Dog Eyes – Structure & Info

Eyes are sensitive and easily damaged by injury, infection or disease. If your dog has a painful eye, one eye starts to look different from the other one, is tearing or squinting, avoiding light, or any other change, get your dog checked out by your vet.

Dog Eye Structure

To help understand eye health and disease, it is useful to know what the structure of dog eye looks like.

Dog Eye Structure

Structure of the Dog Eye

Dogs have three eyelids

Dogs have a third eyelid, known as the nictitating membrane. When the eye is open the membrane is located in the inner corner of the eye under the lower lid and is usually not obvious. The closing of this membrane, horizontally across the eye, while the other eye lids are open gives a dog the appearance of rolling their eyes back into their head.
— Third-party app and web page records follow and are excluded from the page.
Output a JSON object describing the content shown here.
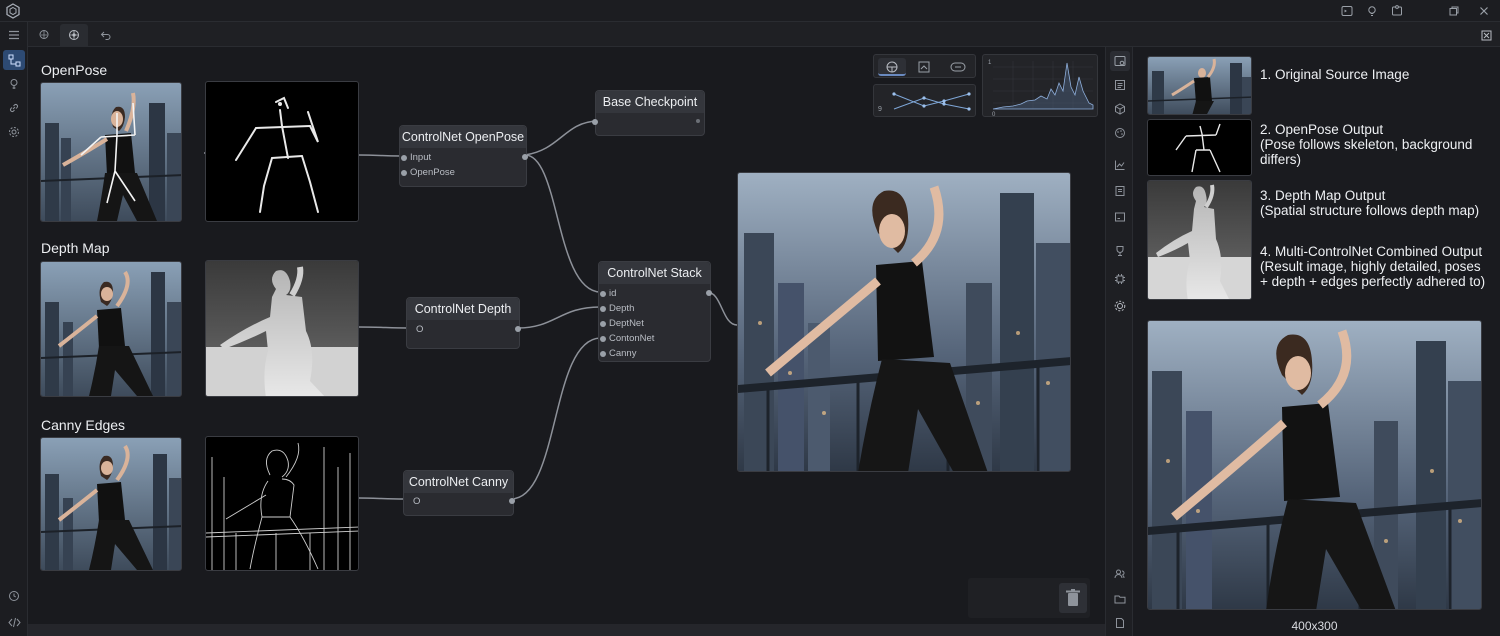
{
  "window": {
    "logo_icon": "hexagon-logo-icon",
    "controls": [
      "terminal-icon",
      "bulb-icon",
      "puzzle-icon",
      "restore-icon",
      "close-icon"
    ]
  },
  "tabs": [
    {
      "icon": "brain-icon",
      "active": false
    },
    {
      "icon": "network-icon",
      "active": true
    },
    {
      "icon": "undo-icon",
      "active": false
    }
  ],
  "canvas": {
    "sections": {
      "openpose": "OpenPose",
      "depth": "Depth Map",
      "canny": "Canny Edges"
    },
    "nodes": {
      "base_checkpoint": {
        "title": "Base Checkpoint"
      },
      "openpose": {
        "title": "ControlNet OpenPose",
        "ports": [
          "Input",
          "OpenPose"
        ]
      },
      "depth": {
        "title": "ControlNet Depth",
        "ports": [
          "O"
        ]
      },
      "canny": {
        "title": "ControlNet Canny",
        "ports": [
          "O"
        ]
      },
      "stack": {
        "title": "ControlNet Stack",
        "ports": [
          "id",
          "Depth",
          "DeptNet",
          "ContonNet",
          "Canny"
        ]
      }
    },
    "mini_panel": {
      "tools": [
        "steering-icon",
        "image-icon",
        "link-icon"
      ],
      "chart_tick": "1",
      "chart_x0": "0",
      "line_label": "9"
    }
  },
  "right_panel": {
    "items": [
      {
        "lines": [
          "1. Original Source Image"
        ]
      },
      {
        "lines": [
          "2. OpenPose Output",
          "(Pose follows skeleton, background",
          "differs)"
        ]
      },
      {
        "lines": [
          "3. Depth Map Output",
          "(Spatial structure follows depth map)"
        ]
      },
      {
        "lines": [
          "4. Multi-ControlNet Combined Output",
          "(Result image, highly detailed, poses",
          "+ depth + edges perfectly adhered to)"
        ]
      }
    ],
    "footer": "400x300"
  },
  "colors": {
    "accent": "#2d4a73",
    "canvas": "#191a1e",
    "node": "#2a2b30",
    "wire": "#8d9199"
  }
}
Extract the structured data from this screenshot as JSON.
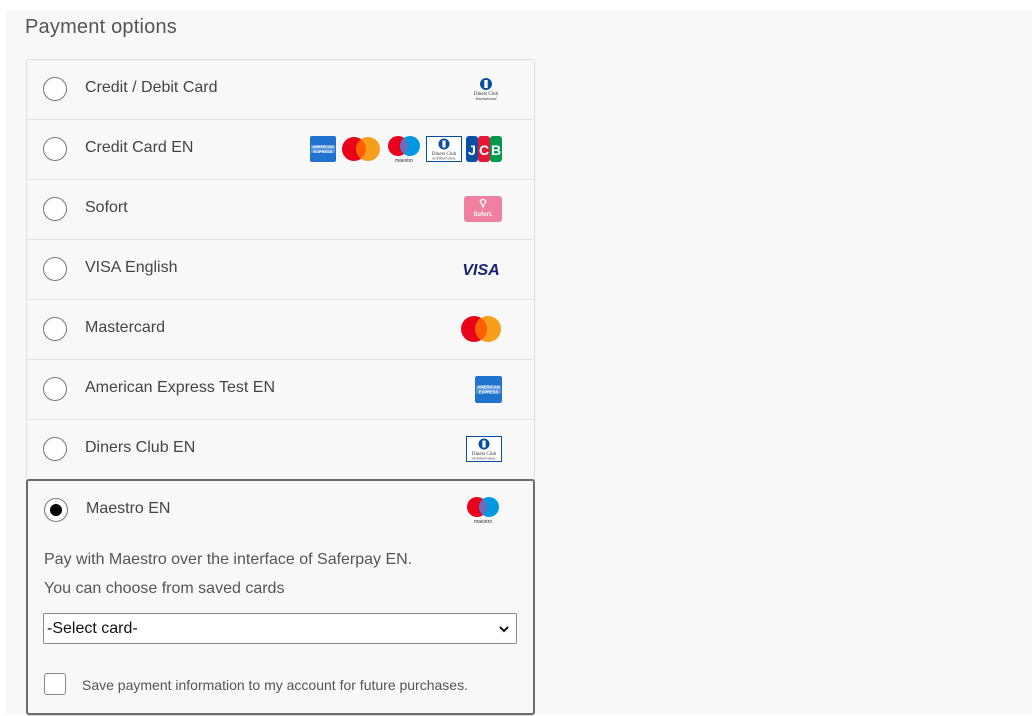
{
  "section_title": "Payment options",
  "options": [
    {
      "label": "Credit / Debit Card",
      "logos": [
        "diners-logo-small"
      ]
    },
    {
      "label": "Credit Card EN",
      "logos": [
        "amex-logo",
        "mastercard-logo",
        "maestro-logo",
        "diners-logo",
        "jcb-logo"
      ]
    },
    {
      "label": "Sofort",
      "logos": [
        "sofort-logo"
      ]
    },
    {
      "label": "VISA English",
      "logos": [
        "visa-logo"
      ]
    },
    {
      "label": "Mastercard",
      "logos": [
        "mastercard-logo"
      ]
    },
    {
      "label": "American Express Test EN",
      "logos": [
        "amex-logo"
      ]
    },
    {
      "label": "Diners Club EN",
      "logos": [
        "diners-logo"
      ]
    },
    {
      "label": "Maestro EN",
      "logos": [
        "maestro-logo"
      ],
      "selected": true
    }
  ],
  "selected_detail": {
    "line1": "Pay with Maestro over the interface of Saferpay EN.",
    "line2": "You can choose from saved cards",
    "select_value": "-Select card-",
    "save_label": "Save payment information to my account for future purchases."
  },
  "logo_text": {
    "visa": "VISA",
    "sofort": "Sofort.",
    "amex": "AMERICAN EXPRESS",
    "diners": "Diners Club",
    "diners_small": "Diners Club International",
    "maestro": "maestro",
    "jcb": "JCB"
  },
  "colors": {
    "mc_red": "#eb001b",
    "mc_orange": "#f79e1b",
    "maestro_blue": "#0099df",
    "amex_blue": "#1f72cd",
    "visa_blue": "#1a1f71",
    "sofort_pink": "#ef809f",
    "selected_border": "#6b6b6b"
  }
}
Some dogs when they are sleeping may briefly open the upper and lower lids, and look like they have completely white eyeballs due to the closed third eye lid.

The third eyelid has a major tear duct associated with it. One of the functions of the third eyelid is to spread tears across the surface of the eye.

In some dogs the edge of the third eyelid is visible, this is called haws. Haws are present from birth and of no concern. The may be a consideration for show dogs.

If the third eyelid suddenly become visible, or more visible if the case of haws, then it is likely that the third eyelid has shifted out of position. Cherry eyeoccurs when there is a problem with the third eyelid and its associated tear duct, usually prolapse (sticking out) due to weakened attachment. Occasionally the third eyelid can fold over on itself (eversion). This can usually be corrected with surgery.

Dog eyesight

Since dogs rely more on their hearing and sense of smell, they have relatively poor vision. Dogs are nearsighted, so they can see clearly at close distances, but less well at distance.

However, dogs have large pupils which give them a wide field of vision and they are good at detecting moving objects. Dogs do not recognize colors well and their color vision is thought to be similar to a red/green color blind person.

An interesting fact:- Dogs with long muzzles tend to have extra eyes cells for a wide field of vision and detecting motion. Dogs with short muzzles tend to be able to see close detail better and are more likely to watch television.

 
See the List of of Eye Problems and find out about the Canine Eye Registration Foundation.